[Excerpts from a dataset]
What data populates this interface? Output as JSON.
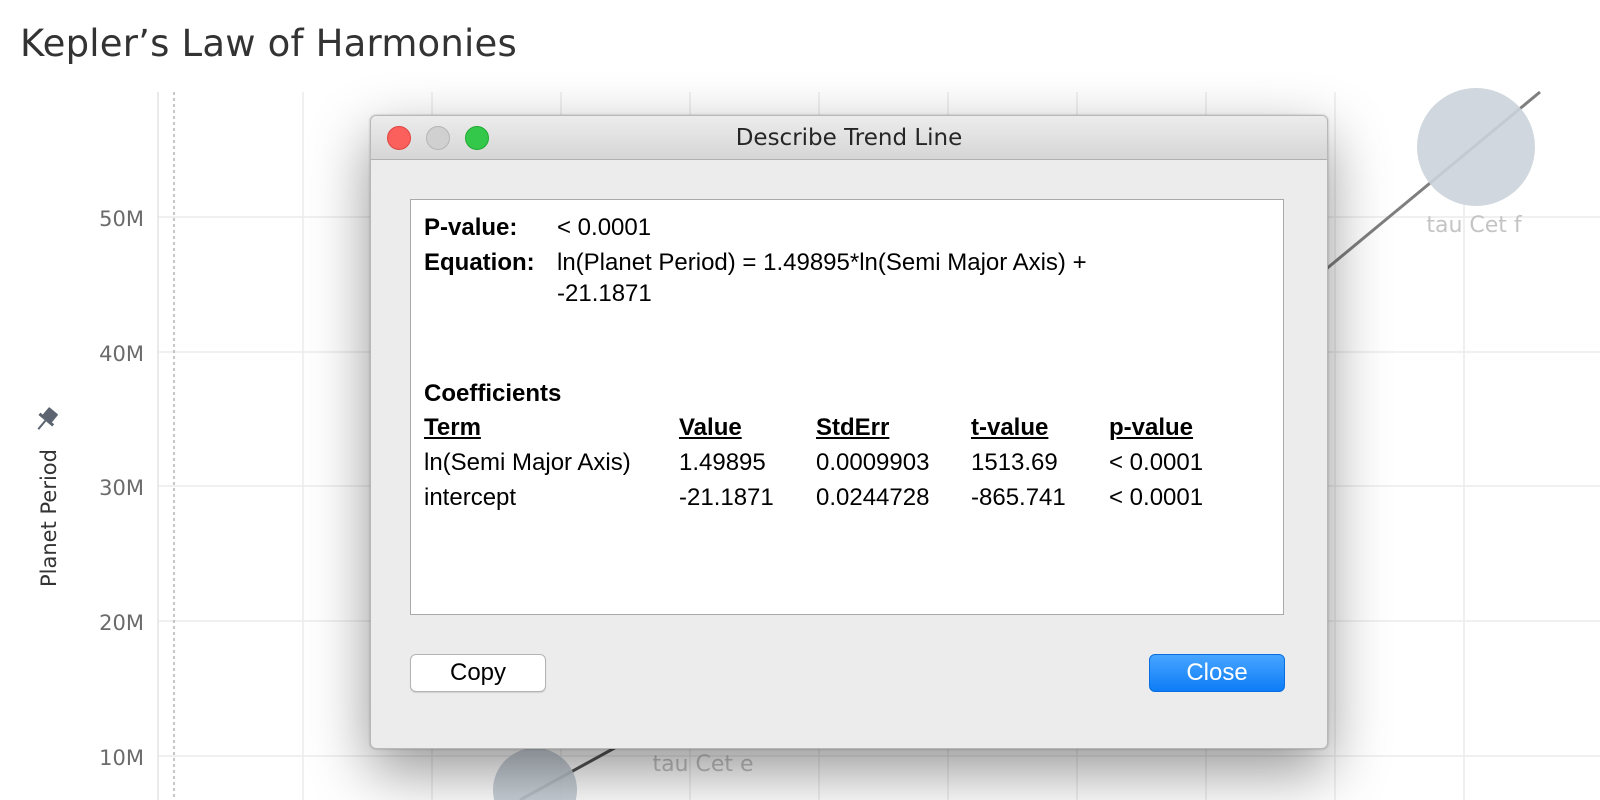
{
  "page": {
    "title": "Kepler’s Law of Harmonies"
  },
  "chart_data": {
    "type": "scatter",
    "title": "Kepler’s Law of Harmonies",
    "ylabel": "Planet Period",
    "yticks": [
      "10M",
      "20M",
      "30M",
      "40M",
      "50M"
    ],
    "yvalues": [
      10000000,
      20000000,
      30000000,
      40000000,
      50000000
    ],
    "points": [
      {
        "label": "tau Cet f"
      },
      {
        "label": "tau Cet e"
      }
    ],
    "trend_line": true,
    "pinned_axis": true
  },
  "dialog": {
    "title": "Describe Trend Line",
    "pvalue_label": "P-value:",
    "pvalue": "< 0.0001",
    "equation_label": "Equation:",
    "equation_line1": "ln(Planet Period) = 1.49895*ln(Semi Major Axis) +",
    "equation_line2": "-21.1871",
    "coefficients_title": "Coefficients",
    "columns": [
      "Term",
      "Value",
      "StdErr",
      "t-value",
      "p-value"
    ],
    "rows": [
      [
        "ln(Semi Major Axis)",
        "1.49895",
        "0.0009903",
        "1513.69",
        "< 0.0001"
      ],
      [
        "intercept",
        "-21.1871",
        "0.0244728",
        "-865.741",
        "< 0.0001"
      ]
    ],
    "copy_label": "Copy",
    "close_label": "Close"
  },
  "icons": {
    "pin": "pin-icon"
  },
  "colors": {
    "accent": "#1a84f8",
    "close_dot": "#fc605c",
    "min_dot": "#d0d0d0",
    "max_dot": "#34c84a"
  }
}
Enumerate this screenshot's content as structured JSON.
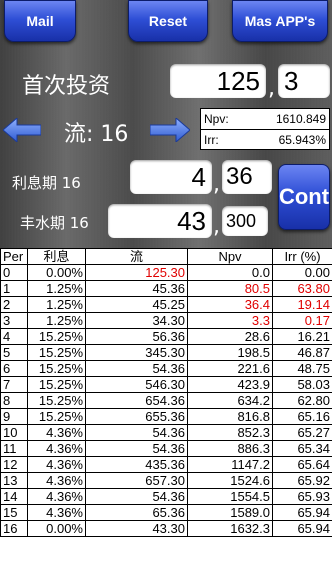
{
  "toolbar": {
    "mail_label": "Mail",
    "reset_label": "Reset",
    "apps_label": "Mas APP's"
  },
  "investment": {
    "label": "首次投资",
    "amount": "125",
    "periods": "3"
  },
  "flow": {
    "label": "流: 16"
  },
  "results": {
    "npv_label": "Npv:",
    "npv_value": "1610.849",
    "irr_label": "Irr:",
    "irr_value": "65.943%"
  },
  "interest": {
    "label": "利息期 16",
    "value": "4",
    "periods": "36"
  },
  "abundance": {
    "label": "丰水期 16",
    "value": "43",
    "periods": "300"
  },
  "cont_label": "Cont",
  "table": {
    "headers": {
      "per": "Per",
      "interest": "利息",
      "flow": "流",
      "npv": "Npv",
      "irr": "Irr (%)"
    },
    "rows": [
      {
        "per": "0",
        "interest": "0.00%",
        "flow": "125.30",
        "npv": "0.0",
        "irr": "0.00",
        "flow_red": true,
        "npv_red": false,
        "irr_red": false
      },
      {
        "per": "1",
        "interest": "1.25%",
        "flow": "45.36",
        "npv": "80.5",
        "irr": "63.80",
        "flow_red": false,
        "npv_red": true,
        "irr_red": true
      },
      {
        "per": "2",
        "interest": "1.25%",
        "flow": "45.25",
        "npv": "36.4",
        "irr": "19.14",
        "flow_red": false,
        "npv_red": true,
        "irr_red": true
      },
      {
        "per": "3",
        "interest": "1.25%",
        "flow": "34.30",
        "npv": "3.3",
        "irr": "0.17",
        "flow_red": false,
        "npv_red": true,
        "irr_red": true
      },
      {
        "per": "4",
        "interest": "15.25%",
        "flow": "56.36",
        "npv": "28.6",
        "irr": "16.21",
        "flow_red": false,
        "npv_red": false,
        "irr_red": false
      },
      {
        "per": "5",
        "interest": "15.25%",
        "flow": "345.30",
        "npv": "198.5",
        "irr": "46.87",
        "flow_red": false,
        "npv_red": false,
        "irr_red": false
      },
      {
        "per": "6",
        "interest": "15.25%",
        "flow": "54.36",
        "npv": "221.6",
        "irr": "48.75",
        "flow_red": false,
        "npv_red": false,
        "irr_red": false
      },
      {
        "per": "7",
        "interest": "15.25%",
        "flow": "546.30",
        "npv": "423.9",
        "irr": "58.03",
        "flow_red": false,
        "npv_red": false,
        "irr_red": false
      },
      {
        "per": "8",
        "interest": "15.25%",
        "flow": "654.36",
        "npv": "634.2",
        "irr": "62.80",
        "flow_red": false,
        "npv_red": false,
        "irr_red": false
      },
      {
        "per": "9",
        "interest": "15.25%",
        "flow": "655.36",
        "npv": "816.8",
        "irr": "65.16",
        "flow_red": false,
        "npv_red": false,
        "irr_red": false
      },
      {
        "per": "10",
        "interest": "4.36%",
        "flow": "54.36",
        "npv": "852.3",
        "irr": "65.27",
        "flow_red": false,
        "npv_red": false,
        "irr_red": false
      },
      {
        "per": "11",
        "interest": "4.36%",
        "flow": "54.36",
        "npv": "886.3",
        "irr": "65.34",
        "flow_red": false,
        "npv_red": false,
        "irr_red": false
      },
      {
        "per": "12",
        "interest": "4.36%",
        "flow": "435.36",
        "npv": "1147.2",
        "irr": "65.64",
        "flow_red": false,
        "npv_red": false,
        "irr_red": false
      },
      {
        "per": "13",
        "interest": "4.36%",
        "flow": "657.30",
        "npv": "1524.6",
        "irr": "65.92",
        "flow_red": false,
        "npv_red": false,
        "irr_red": false
      },
      {
        "per": "14",
        "interest": "4.36%",
        "flow": "54.36",
        "npv": "1554.5",
        "irr": "65.93",
        "flow_red": false,
        "npv_red": false,
        "irr_red": false
      },
      {
        "per": "15",
        "interest": "4.36%",
        "flow": "65.36",
        "npv": "1589.0",
        "irr": "65.94",
        "flow_red": false,
        "npv_red": false,
        "irr_red": false
      },
      {
        "per": "16",
        "interest": "0.00%",
        "flow": "43.30",
        "npv": "1632.3",
        "irr": "65.94",
        "flow_red": false,
        "npv_red": false,
        "irr_red": false
      }
    ]
  },
  "colors": {
    "button_blue": "#2f4fd6",
    "arrow_blue": "#4a78e0",
    "negative_red": "#e00000"
  }
}
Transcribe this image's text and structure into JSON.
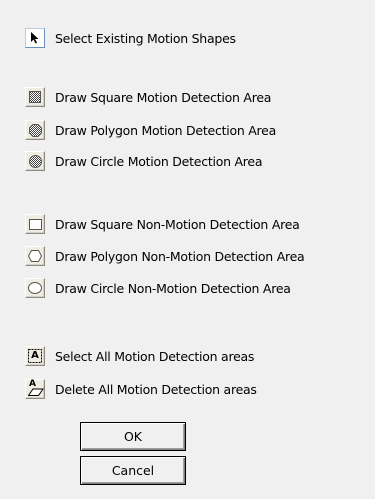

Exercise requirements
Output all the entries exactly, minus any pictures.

Written answer
What data populates this interface? Output as JSON.
{
  "page": {
    "title": "Kepler’s Law of Harmonies"
  },
  "chart_data": {
    "type": "scatter",
    "title": "Kepler’s Law of Harmonies",
    "ylabel": "Planet Period",
    "yticks": [
      "10M",
      "20M",
      "30M",
      "40M",
      "50M"
    ],
    "yvalues": [
      10000000,
      20000000,
      30000000,
      40000000,
      50000000
    ],
    "points": [
      {
        "label": "tau Cet f"
      },
      {
        "label": "tau Cet e"
      }
    ],
    "trend_line": true,
    "pinned_axis": true
  },
  "dialog": {
    "title": "Describe Trend Line",
    "pvalue_label": "P-value:",
    "pvalue": "< 0.0001",
    "equation_label": "Equation:",
    "equation_line1": "ln(Planet Period) = 1.49895*ln(Semi Major Axis) +",
    "equation_line2": "-21.1871",
    "coefficients_title": "Coefficients",
    "columns": [
      "Term",
      "Value",
      "StdErr",
      "t-value",
      "p-value"
    ],
    "rows": [
      [
        "ln(Semi Major Axis)",
        "1.49895",
        "0.0009903",
        "1513.69",
        "< 0.0001"
      ],
      [
        "intercept",
        "-21.1871",
        "0.0244728",
        "-865.741",
        "< 0.0001"
      ]
    ],
    "copy_label": "Copy",
    "close_label": "Close"
  },
  "icons": {
    "pin": "pin-icon"
  },
  "colors": {
    "accent": "#1a84f8",
    "close_dot": "#fc605c",
    "min_dot": "#d0d0d0",
    "max_dot": "#34c84a"
  }
}
Enumerate this screenshot's content as structured JSON.
{
  "toolbar": {
    "mail_label": "Mail",
    "reset_label": "Reset",
    "apps_label": "Mas APP's"
  },
  "investment": {
    "label": "首次投资",
    "amount": "125",
    "periods": "3"
  },
  "flow": {
    "label": "流: 16"
  },
  "results": {
    "npv_label": "Npv:",
    "npv_value": "1610.849",
    "irr_label": "Irr:",
    "irr_value": "65.943%"
  },
  "interest": {
    "label": "利息期 16",
    "value": "4",
    "periods": "36"
  },
  "abundance": {
    "label": "丰水期 16",
    "value": "43",
    "periods": "300"
  },
  "cont_label": "Cont",
  "table": {
    "headers": {
      "per": "Per",
      "interest": "利息",
      "flow": "流",
      "npv": "Npv",
      "irr": "Irr (%)"
    },
    "rows": [
      {
        "per": "0",
        "interest": "0.00%",
        "flow": "125.30",
        "npv": "0.0",
        "irr": "0.00",
        "flow_red": true,
        "npv_red": false,
        "irr_red": false
      },
      {
        "per": "1",
        "interest": "1.25%",
        "flow": "45.36",
        "npv": "80.5",
        "irr": "63.80",
        "flow_red": false,
        "npv_red": true,
        "irr_red": true
      },
      {
        "per": "2",
        "interest": "1.25%",
        "flow": "45.25",
        "npv": "36.4",
        "irr": "19.14",
        "flow_red": false,
        "npv_red": true,
        "irr_red": true
      },
      {
        "per": "3",
        "interest": "1.25%",
        "flow": "34.30",
        "npv": "3.3",
        "irr": "0.17",
        "flow_red": false,
        "npv_red": true,
        "irr_red": true
      },
      {
        "per": "4",
        "interest": "15.25%",
        "flow": "56.36",
        "npv": "28.6",
        "irr": "16.21",
        "flow_red": false,
        "npv_red": false,
        "irr_red": false
      },
      {
        "per": "5",
        "interest": "15.25%",
        "flow": "345.30",
        "npv": "198.5",
        "irr": "46.87",
        "flow_red": false,
        "npv_red": false,
        "irr_red": false
      },
      {
        "per": "6",
        "interest": "15.25%",
        "flow": "54.36",
        "npv": "221.6",
        "irr": "48.75",
        "flow_red": false,
        "npv_red": false,
        "irr_red": false
      },
      {
        "per": "7",
        "interest": "15.25%",
        "flow": "546.30",
        "npv": "423.9",
        "irr": "58.03",
        "flow_red": false,
        "npv_red": false,
        "irr_red": false
      },
      {
        "per": "8",
        "interest": "15.25%",
        "flow": "654.36",
        "npv": "634.2",
        "irr": "62.80",
        "flow_red": false,
        "npv_red": false,
        "irr_red": false
      },
      {
        "per": "9",
        "interest": "15.25%",
        "flow": "655.36",
        "npv": "816.8",
        "irr": "65.16",
        "flow_red": false,
        "npv_red": false,
        "irr_red": false
      },
      {
        "per": "10",
        "interest": "4.36%",
        "flow": "54.36",
        "npv": "852.3",
        "irr": "65.27",
        "flow_red": false,
        "npv_red": false,
        "irr_red": false
      },
      {
        "per": "11",
        "interest": "4.36%",
        "flow": "54.36",
        "npv": "886.3",
        "irr": "65.34",
        "flow_red": false,
        "npv_red": false,
        "irr_red": false
      },
      {
        "per": "12",
        "interest": "4.36%",
        "flow": "435.36",
        "npv": "1147.2",
        "irr": "65.64",
        "flow_red": false,
        "npv_red": false,
        "irr_red": false
      },
      {
        "per": "13",
        "interest": "4.36%",
        "flow": "657.30",
        "npv": "1524.6",
        "irr": "65.92",
        "flow_red": false,
        "npv_red": false,
        "irr_red": false
      },
      {
        "per": "14",
        "interest": "4.36%",
        "flow": "54.36",
        "npv": "1554.5",
        "irr": "65.93",
        "flow_red": false,
        "npv_red": false,
        "irr_red": false
      },
      {
        "per": "15",
        "interest": "4.36%",
        "flow": "65.36",
        "npv": "1589.0",
        "irr": "65.94",
        "flow_red": false,
        "npv_red": false,
        "irr_red": false
      },
      {
        "per": "16",
        "interest": "0.00%",
        "flow": "43.30",
        "npv": "1632.3",
        "irr": "65.94",
        "flow_red": false,
        "npv_red": false,
        "irr_red": false
      }
    ]
  },
  "colors": {
    "button_blue": "#2f4fd6",
    "arrow_blue": "#4a78e0",
    "negative_red": "#e00000"
  }
}
Transcribe this image's text and structure into JSON.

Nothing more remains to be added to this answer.